Where to begin with “Pieces of A Woman,” from Hungarian director Kornél Mundrucz? Is it a Lifetime movie pretending to be High Art, as some reviewers have said? Is it an art house film with some soapy elements? Is it chick-lit? I guess it’s a little of all these things, and it’s headed to Netflix. Frankly, that’s a good thing because the film– which has some moments of note– would have trouble finding an audience in theaters even without a pandemic.
Vanessa Kirby, known to us from “The Crown” and “Mission Impossible,” is an upscale Boston lady named Martha married to a blue collar worker, Sean, played by Shia LaBeouf. She’s nine months pregnant and everything looks peachy until it goes south. The first 20 minutes of the film are taken up with a disastrous home childbirth, although I thought the actress playing the midwife, Molly Parker, was excellent.
After things go very wrong, Ellen Burstyn is apparent as Elizabeth, the patrician mother of Martha who’s determined to prosecute the midwife. Like Martha, Elizabeth is miserable, and mother and daughter like to fight with each other. Martha and Sean aren’t dealing with grief well, either.

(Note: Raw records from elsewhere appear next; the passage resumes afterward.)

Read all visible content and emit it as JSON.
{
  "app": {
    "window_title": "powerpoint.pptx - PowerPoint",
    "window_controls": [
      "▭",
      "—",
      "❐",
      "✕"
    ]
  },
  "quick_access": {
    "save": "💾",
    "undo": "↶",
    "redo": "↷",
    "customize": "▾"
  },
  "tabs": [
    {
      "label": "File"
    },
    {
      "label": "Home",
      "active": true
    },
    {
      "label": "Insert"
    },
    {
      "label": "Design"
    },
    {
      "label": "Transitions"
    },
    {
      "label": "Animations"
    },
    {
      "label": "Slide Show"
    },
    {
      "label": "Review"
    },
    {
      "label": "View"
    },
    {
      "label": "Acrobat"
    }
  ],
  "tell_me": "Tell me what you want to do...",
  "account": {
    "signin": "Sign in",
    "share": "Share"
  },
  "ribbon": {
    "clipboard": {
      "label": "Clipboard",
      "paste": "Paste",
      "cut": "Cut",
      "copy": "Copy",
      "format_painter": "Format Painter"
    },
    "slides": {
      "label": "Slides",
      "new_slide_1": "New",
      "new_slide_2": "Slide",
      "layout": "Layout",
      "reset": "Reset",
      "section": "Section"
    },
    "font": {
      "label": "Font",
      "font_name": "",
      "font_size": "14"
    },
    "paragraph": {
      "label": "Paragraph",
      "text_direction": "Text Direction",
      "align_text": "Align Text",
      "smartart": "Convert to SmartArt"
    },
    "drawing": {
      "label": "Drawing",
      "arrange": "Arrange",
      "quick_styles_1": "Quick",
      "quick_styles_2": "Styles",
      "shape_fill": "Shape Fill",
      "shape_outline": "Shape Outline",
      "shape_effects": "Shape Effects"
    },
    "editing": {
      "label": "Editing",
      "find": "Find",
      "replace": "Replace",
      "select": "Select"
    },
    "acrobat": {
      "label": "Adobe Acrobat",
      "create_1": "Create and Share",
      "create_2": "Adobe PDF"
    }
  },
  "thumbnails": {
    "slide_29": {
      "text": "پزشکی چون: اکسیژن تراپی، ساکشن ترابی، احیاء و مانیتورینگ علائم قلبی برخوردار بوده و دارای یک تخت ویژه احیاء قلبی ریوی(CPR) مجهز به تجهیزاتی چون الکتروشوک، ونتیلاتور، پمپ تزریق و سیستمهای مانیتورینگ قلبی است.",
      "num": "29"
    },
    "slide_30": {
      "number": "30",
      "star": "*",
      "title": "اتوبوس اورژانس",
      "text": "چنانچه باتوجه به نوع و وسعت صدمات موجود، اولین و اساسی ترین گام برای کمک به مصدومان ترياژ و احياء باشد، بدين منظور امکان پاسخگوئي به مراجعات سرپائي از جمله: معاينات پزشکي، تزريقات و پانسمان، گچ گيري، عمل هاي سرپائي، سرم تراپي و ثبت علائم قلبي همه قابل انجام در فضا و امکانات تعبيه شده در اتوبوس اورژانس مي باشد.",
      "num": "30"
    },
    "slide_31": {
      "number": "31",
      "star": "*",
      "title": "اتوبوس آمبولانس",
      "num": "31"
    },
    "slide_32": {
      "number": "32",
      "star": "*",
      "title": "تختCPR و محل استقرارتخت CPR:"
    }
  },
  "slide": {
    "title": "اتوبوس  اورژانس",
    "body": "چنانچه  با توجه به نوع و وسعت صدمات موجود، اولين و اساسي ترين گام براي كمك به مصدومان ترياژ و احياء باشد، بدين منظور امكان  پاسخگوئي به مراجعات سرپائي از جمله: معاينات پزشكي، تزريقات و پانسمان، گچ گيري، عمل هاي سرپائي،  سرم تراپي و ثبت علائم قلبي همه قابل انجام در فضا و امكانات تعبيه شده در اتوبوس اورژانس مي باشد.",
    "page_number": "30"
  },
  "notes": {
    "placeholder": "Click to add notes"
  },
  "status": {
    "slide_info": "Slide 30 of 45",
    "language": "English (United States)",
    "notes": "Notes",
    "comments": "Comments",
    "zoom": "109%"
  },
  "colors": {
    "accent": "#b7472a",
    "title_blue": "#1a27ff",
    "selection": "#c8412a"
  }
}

He actually cheats on her — a quickie– with her cousin, who is, also, improbably. the prosecutor in the case. (How this happens is beyond me.)
If you can make it past the child-birthing sequence — and trust me, it’s hard — there’s a movie in the clearing. I’m not sure if it’s a good movie, but it has intelligent performances. Burstyn — who will be 88 next month– gets a big Oscar speech, which should qualify her. She’s really terrific. Kirby is very good. But Martha is such a bitch that it’s hard to feel sorry for her. LaBeouf’s work is also commendable and real. But Sean gets tossed away instead of being allowed to grow into a human. He also goes full frontal, a couple of times, and gets into a questionably rough sex situation with Kirby. None of these things would ever happen on Lifetime. LaBeouf is also now racking up numbers of times he shows his derriere on film. (You could call this movie “Pieces of a Man.”)
What I did like about “Pieces of a Woman” was Howard Shore’s score. It’s gorgeous and just right in its melancholy. Production values are fine, but I lived in Boston during its worst snowstorm and the streets were plowed a lot better than they are in this film. There are some weird inconsistencies as far as time of day from scene to scene, and so on. You can imagine if I was thinking about them, the movie was not holding me. I don’t think there’s a strong male audience for “Pieces of a Woman,” but that doesn’t matter much in the long run.